by ALISON LEVIER Photographer/Videographer
Douglas H. Fisher, New Jersey Secretary of Agriculture, visited MTHS on Tuesday, September 9 to address the “exceptional” lunches being served in Monroe.
This meeting consisted of raves from all about the high level of service provided at the cafeterias here at MTHS. All who spoke mentioned the strides MTHS has made to provide healthy food to its students, but lacked something major.
Aside from Senior Class President Krystle Danza, no student spoke about the lunches. If the students are the ones eating the lunches, why were there only adults in suits in the room?
I guess I have to do everything around here.
I interviewed several students about their opinions on the lunches at school, and I think their opinions should really be the only opinions that are considered valuable on the matter.
I interviewed sophomore drama club member Peter Toto, senior athlete Christa Tomasulo, senior Thespian Anne Ballman, and the health-conscious dancer senior Hayley Miller to obtain the widest variety of opinions, and these were their responses.
Q: What do you think of the school lunches? PT: Personally, I believe that the lunches are really great. I like that I have many options and that I would be satisfied with any option. CT: They are nauseating. They are often cold and/or excessively greasy. The chicken specifically is rubbery and leaves a throw-up like aftertaste. AB: The only school lunches that taste good are made with meat that is barely even edible. They are so focused on health, yet they continue to feed us Grade D meat. HM: (After initial laughter at the question) Considering that it’s a high school cafeteria, I wouldn’t say it’s totally awful, but it could definitely be better.

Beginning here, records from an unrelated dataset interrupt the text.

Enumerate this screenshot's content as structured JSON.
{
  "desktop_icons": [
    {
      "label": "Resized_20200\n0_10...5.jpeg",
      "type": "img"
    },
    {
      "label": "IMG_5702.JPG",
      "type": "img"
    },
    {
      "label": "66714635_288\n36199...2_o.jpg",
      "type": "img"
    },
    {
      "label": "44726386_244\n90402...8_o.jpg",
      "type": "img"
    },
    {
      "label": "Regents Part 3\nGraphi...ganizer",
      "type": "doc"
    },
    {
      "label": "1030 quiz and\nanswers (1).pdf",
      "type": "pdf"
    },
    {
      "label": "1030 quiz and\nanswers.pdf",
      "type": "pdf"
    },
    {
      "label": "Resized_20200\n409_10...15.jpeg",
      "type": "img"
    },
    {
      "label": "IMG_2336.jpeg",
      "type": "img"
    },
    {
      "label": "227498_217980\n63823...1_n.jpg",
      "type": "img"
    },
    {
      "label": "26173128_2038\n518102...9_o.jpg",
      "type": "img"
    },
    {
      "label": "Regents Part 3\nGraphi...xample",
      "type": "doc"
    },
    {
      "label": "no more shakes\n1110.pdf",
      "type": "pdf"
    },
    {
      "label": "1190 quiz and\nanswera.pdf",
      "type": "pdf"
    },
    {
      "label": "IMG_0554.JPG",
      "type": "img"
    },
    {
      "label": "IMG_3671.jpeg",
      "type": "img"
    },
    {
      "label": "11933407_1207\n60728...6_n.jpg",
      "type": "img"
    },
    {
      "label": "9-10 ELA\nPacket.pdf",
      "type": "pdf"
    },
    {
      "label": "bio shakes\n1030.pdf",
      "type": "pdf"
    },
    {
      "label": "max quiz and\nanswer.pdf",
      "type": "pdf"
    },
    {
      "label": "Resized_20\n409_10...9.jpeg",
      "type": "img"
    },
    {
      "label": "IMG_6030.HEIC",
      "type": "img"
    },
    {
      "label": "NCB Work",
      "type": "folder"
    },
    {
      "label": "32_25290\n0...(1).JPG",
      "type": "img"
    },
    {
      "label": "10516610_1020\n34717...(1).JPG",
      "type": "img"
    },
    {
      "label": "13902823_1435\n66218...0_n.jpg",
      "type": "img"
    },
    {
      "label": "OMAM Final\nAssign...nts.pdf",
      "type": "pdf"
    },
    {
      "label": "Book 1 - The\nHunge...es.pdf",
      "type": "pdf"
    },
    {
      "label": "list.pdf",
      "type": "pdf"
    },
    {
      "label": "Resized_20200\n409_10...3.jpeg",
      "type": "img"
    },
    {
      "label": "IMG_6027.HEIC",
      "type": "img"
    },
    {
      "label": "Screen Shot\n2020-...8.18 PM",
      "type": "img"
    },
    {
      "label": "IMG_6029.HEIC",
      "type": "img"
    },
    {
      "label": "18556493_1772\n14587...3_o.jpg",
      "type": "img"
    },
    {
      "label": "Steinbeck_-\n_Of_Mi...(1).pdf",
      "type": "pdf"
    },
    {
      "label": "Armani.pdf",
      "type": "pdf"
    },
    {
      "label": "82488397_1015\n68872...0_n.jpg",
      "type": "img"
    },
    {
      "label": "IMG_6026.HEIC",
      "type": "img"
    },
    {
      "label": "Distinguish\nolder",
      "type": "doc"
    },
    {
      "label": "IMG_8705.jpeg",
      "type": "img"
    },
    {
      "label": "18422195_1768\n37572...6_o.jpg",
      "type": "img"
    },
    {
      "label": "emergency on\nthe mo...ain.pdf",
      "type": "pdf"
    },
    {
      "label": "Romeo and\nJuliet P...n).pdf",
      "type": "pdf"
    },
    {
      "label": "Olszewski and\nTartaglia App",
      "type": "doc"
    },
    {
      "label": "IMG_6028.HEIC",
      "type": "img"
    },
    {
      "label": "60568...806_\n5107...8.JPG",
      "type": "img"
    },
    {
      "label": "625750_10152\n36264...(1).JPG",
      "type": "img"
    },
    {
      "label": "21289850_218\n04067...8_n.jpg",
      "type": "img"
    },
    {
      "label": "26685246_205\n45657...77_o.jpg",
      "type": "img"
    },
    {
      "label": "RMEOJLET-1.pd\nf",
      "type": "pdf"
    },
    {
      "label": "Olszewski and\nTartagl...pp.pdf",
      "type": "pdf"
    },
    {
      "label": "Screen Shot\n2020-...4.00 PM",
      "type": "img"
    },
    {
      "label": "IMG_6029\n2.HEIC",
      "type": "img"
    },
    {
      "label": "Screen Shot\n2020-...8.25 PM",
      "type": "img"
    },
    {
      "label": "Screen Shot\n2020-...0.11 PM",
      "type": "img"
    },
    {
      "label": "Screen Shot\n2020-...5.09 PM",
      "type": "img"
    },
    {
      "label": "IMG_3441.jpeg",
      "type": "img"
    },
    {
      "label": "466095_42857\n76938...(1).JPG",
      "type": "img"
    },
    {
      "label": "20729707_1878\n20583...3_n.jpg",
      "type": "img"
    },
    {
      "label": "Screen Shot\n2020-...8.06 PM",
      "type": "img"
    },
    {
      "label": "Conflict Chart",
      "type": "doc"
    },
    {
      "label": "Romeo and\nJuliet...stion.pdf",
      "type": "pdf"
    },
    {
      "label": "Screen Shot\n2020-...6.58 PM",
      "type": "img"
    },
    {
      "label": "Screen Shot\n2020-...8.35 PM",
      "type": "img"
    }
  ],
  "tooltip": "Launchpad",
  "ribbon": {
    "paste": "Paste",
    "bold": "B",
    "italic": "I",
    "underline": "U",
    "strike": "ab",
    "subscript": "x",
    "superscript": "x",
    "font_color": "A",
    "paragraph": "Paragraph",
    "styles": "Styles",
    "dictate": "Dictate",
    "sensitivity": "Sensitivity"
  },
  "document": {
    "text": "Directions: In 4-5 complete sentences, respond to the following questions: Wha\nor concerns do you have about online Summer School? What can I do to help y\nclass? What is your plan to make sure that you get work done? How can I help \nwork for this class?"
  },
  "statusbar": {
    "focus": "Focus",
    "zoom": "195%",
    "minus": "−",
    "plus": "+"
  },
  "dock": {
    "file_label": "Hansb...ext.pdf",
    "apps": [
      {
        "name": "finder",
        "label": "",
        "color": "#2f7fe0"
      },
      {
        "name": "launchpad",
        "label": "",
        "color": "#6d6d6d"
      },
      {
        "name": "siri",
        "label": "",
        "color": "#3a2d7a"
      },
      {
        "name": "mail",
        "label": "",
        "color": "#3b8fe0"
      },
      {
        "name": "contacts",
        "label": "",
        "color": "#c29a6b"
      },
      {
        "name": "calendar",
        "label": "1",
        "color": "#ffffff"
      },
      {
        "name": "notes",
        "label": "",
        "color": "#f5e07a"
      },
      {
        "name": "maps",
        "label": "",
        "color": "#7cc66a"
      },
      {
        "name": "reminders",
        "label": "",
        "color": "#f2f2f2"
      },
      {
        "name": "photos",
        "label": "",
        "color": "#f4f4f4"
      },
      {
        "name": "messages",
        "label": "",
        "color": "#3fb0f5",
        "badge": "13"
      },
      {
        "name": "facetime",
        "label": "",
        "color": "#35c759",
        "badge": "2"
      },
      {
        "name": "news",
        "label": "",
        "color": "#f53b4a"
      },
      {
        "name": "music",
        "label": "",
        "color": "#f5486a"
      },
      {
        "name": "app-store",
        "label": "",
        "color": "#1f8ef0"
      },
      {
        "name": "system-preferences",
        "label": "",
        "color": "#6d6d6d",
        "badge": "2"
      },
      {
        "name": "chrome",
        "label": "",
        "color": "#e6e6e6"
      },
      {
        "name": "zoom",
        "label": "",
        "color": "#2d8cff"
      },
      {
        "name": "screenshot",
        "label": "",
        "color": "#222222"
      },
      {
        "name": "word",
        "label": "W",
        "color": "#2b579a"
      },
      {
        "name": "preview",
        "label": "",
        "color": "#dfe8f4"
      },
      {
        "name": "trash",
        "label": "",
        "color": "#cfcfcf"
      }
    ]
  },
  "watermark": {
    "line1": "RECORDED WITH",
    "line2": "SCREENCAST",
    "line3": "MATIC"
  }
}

Q: Do you feel like you can get a balanced meal at school? PT: I do. However, I am one of the few students that decides to get the fruit they have out. The kids that don’t get the fruit are really depriving themselves because, health aspect aside, the fruit is usually good. CT: Technically yes because you can easily involve all food groups in every section of the cafeteria. But the real question is, is the meat really even meat? NOOOO. AB: There’s probably one meal that I could find that would be healthy and balanced and taste good, but I would have to eat that one meal every single day. HM: In general, the entree line does not supply the most healthy meals. However, the health conscious students make the decision to go to the deli line to make their own salad, sandwich, or wrap, which is a great option that the school provides us with.
Q: What changes would you make to improve the quality of lunches? PT: I’d like to see the lines move a bit faster. Maybe that’s just a pet peeve of mine, but I don’t think it has to be so slow. CT: Definitely add more bananas and perhaps watermelon and berries. Healthy foods that teens will actually eat. Also, Grade A or at least B meat. I do appreciate the switch to whole wheat bread. A small change can make a big difference. AB: Real meat. HM: I would want them to only display the food that looks appetizing, rather than leftover scraps from the day before and expecting us to eat it. The vegetables are obviously recycled from certain meals, and they reuse them in things like soups and side salads.
Q: Would you be willing to pay more for lunch at school if the quality was improved (ex: higher grade meat)? CT: It depends how much, but probably yes. AB: I wouldn’t mind paying more if it was for real meat. HM: For sure.
Obviously, not all the raves at the meeting were completely justified. A teacher asked me what Mr. Fisher was doing at MTHS, and when I told her they were discussing improvements in the cafeteria, her response was, “Oh, they’re improving the lunches?”
No, they apparently are improved.
Perhaps the next time a hotshot from Governor Christie’s office comes to visit, students will be allowed to voice their opinions. Until then, we can make our voices heard in small ways.
Just last spring, Ballman sent an email to Mr. Goodall about eating in the courtyard outside of Cafeteria B, and this year we can eat outside. If you have something to say, make your voice heard.
What do you think of the lunches at school? Would you change them? Tell us in the comments below!
Eds note: Just to set the record straight, students ARE NOT served Grade D meat. That’s just a popular rumor that likes to make its rounds on the internet.